**Work order:** Give back the full material exactly. Omit no line.

**Source data:**
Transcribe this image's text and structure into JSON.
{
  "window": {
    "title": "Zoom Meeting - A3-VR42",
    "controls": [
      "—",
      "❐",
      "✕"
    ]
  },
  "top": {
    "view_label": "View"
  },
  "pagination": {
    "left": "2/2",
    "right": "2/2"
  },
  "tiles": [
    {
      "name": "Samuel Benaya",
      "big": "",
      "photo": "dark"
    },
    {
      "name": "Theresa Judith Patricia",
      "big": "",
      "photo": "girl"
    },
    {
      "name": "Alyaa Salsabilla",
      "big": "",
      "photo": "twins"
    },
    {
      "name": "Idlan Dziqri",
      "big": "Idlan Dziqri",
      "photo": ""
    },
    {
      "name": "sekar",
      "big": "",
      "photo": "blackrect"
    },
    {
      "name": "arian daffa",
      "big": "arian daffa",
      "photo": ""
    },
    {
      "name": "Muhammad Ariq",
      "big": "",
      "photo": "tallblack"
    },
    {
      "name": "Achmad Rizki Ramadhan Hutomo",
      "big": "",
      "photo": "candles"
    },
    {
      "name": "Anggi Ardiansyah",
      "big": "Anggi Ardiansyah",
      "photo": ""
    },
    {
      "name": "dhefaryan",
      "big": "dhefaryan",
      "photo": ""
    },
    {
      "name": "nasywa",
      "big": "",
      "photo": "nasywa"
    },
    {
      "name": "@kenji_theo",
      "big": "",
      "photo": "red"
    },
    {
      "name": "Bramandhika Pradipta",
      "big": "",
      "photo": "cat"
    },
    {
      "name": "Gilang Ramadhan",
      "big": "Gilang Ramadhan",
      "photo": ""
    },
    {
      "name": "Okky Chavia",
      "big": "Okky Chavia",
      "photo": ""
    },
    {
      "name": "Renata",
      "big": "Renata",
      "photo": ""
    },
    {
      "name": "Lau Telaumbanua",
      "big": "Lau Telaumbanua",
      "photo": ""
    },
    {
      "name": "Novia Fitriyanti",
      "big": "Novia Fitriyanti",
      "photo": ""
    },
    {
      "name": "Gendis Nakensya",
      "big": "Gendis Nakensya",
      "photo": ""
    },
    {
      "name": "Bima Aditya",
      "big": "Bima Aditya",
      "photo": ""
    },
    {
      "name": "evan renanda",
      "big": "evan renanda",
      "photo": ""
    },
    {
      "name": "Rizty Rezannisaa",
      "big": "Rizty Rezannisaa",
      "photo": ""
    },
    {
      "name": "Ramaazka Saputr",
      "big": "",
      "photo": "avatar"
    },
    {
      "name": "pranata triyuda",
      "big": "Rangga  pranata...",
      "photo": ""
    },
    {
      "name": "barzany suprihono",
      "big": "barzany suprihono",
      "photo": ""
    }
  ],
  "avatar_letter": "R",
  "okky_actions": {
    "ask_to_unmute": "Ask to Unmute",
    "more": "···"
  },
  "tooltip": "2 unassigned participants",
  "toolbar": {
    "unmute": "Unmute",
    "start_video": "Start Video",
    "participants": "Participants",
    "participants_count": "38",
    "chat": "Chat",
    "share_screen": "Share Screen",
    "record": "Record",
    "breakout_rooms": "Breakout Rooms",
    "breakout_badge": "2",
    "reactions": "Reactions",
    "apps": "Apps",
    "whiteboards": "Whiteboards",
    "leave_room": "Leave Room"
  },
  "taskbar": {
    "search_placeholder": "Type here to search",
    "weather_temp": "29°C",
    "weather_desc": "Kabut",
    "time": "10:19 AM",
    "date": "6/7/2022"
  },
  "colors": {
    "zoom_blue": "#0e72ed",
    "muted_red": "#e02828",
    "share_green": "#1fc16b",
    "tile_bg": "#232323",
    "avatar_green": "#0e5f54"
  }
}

**Your response:**
Transcribe this image's text and structure into JSON.
{
  "window": {
    "title": "Zoom Meeting - A3-VR42",
    "controls": [
      "—",
      "❐",
      "✕"
    ]
  },
  "top": {
    "view_label": "View"
  },
  "pagination": {
    "left": "2/2",
    "right": "2/2"
  },
  "tiles": [
    {
      "name": "Samuel Benaya",
      "big": "",
      "photo": "dark"
    },
    {
      "name": "Theresa Judith Patricia",
      "big": "",
      "photo": "girl"
    },
    {
      "name": "Alyaa Salsabilla",
      "big": "",
      "photo": "twins"
    },
    {
      "name": "Idlan Dziqri",
      "big": "Idlan Dziqri",
      "photo": ""
    },
    {
      "name": "sekar",
      "big": "",
      "photo": "blackrect"
    },
    {
      "name": "arian daffa",
      "big": "arian daffa",
      "photo": ""
    },
    {
      "name": "Muhammad Ariq",
      "big": "",
      "photo": "tallblack"
    },
    {
      "name": "Achmad Rizki Ramadhan Hutomo",
      "big": "",
      "photo": "candles"
    },
    {
      "name": "Anggi Ardiansyah",
      "big": "Anggi Ardiansyah",
      "photo": ""
    },
    {
      "name": "dhefaryan",
      "big": "dhefaryan",
      "photo": ""
    },
    {
      "name": "nasywa",
      "big": "",
      "photo": "nasywa"
    },
    {
      "name": "@kenji_theo",
      "big": "",
      "photo": "red"
    },
    {
      "name": "Bramandhika Pradipta",
      "big": "",
      "photo": "cat"
    },
    {
      "name": "Gilang Ramadhan",
      "big": "Gilang Ramadhan",
      "photo": ""
    },
    {
      "name": "Okky Chavia",
      "big": "Okky Chavia",
      "photo": ""
    },
    {
      "name": "Renata",
      "big": "Renata",
      "photo": ""
    },
    {
      "name": "Lau Telaumbanua",
      "big": "Lau Telaumbanua",
      "photo": ""
    },
    {
      "name": "Novia Fitriyanti",
      "big": "Novia Fitriyanti",
      "photo": ""
    },
    {
      "name": "Gendis Nakensya",
      "big": "Gendis Nakensya",
      "photo": ""
    },
    {
      "name": "Bima Aditya",
      "big": "Bima Aditya",
      "photo": ""
    },
    {
      "name": "evan renanda",
      "big": "evan renanda",
      "photo": ""
    },
    {
      "name": "Rizty Rezannisaa",
      "big": "Rizty Rezannisaa",
      "photo": ""
    },
    {
      "name": "Ramaazka Saputr",
      "big": "",
      "photo": "avatar"
    },
    {
      "name": "pranata triyuda",
      "big": "Rangga  pranata...",
      "photo": ""
    },
    {
      "name": "barzany suprihono",
      "big": "barzany suprihono",
      "photo": ""
    }
  ],
  "avatar_letter": "R",
  "okky_actions": {
    "ask_to_unmute": "Ask to Unmute",
    "more": "···"
  },
  "tooltip": "2 unassigned participants",
  "toolbar": {
    "unmute": "Unmute",
    "start_video": "Start Video",
    "participants": "Participants",
    "participants_count": "38",
    "chat": "Chat",
    "share_screen": "Share Screen",
    "record": "Record",
    "breakout_rooms": "Breakout Rooms",
    "breakout_badge": "2",
    "reactions": "Reactions",
    "apps": "Apps",
    "whiteboards": "Whiteboards",
    "leave_room": "Leave Room"
  },
  "taskbar": {
    "search_placeholder": "Type here to search",
    "weather_temp": "29°C",
    "weather_desc": "Kabut",
    "time": "10:19 AM",
    "date": "6/7/2022"
  },
  "colors": {
    "zoom_blue": "#0e72ed",
    "muted_red": "#e02828",
    "share_green": "#1fc16b",
    "tile_bg": "#232323",
    "avatar_green": "#0e5f54"
  }
}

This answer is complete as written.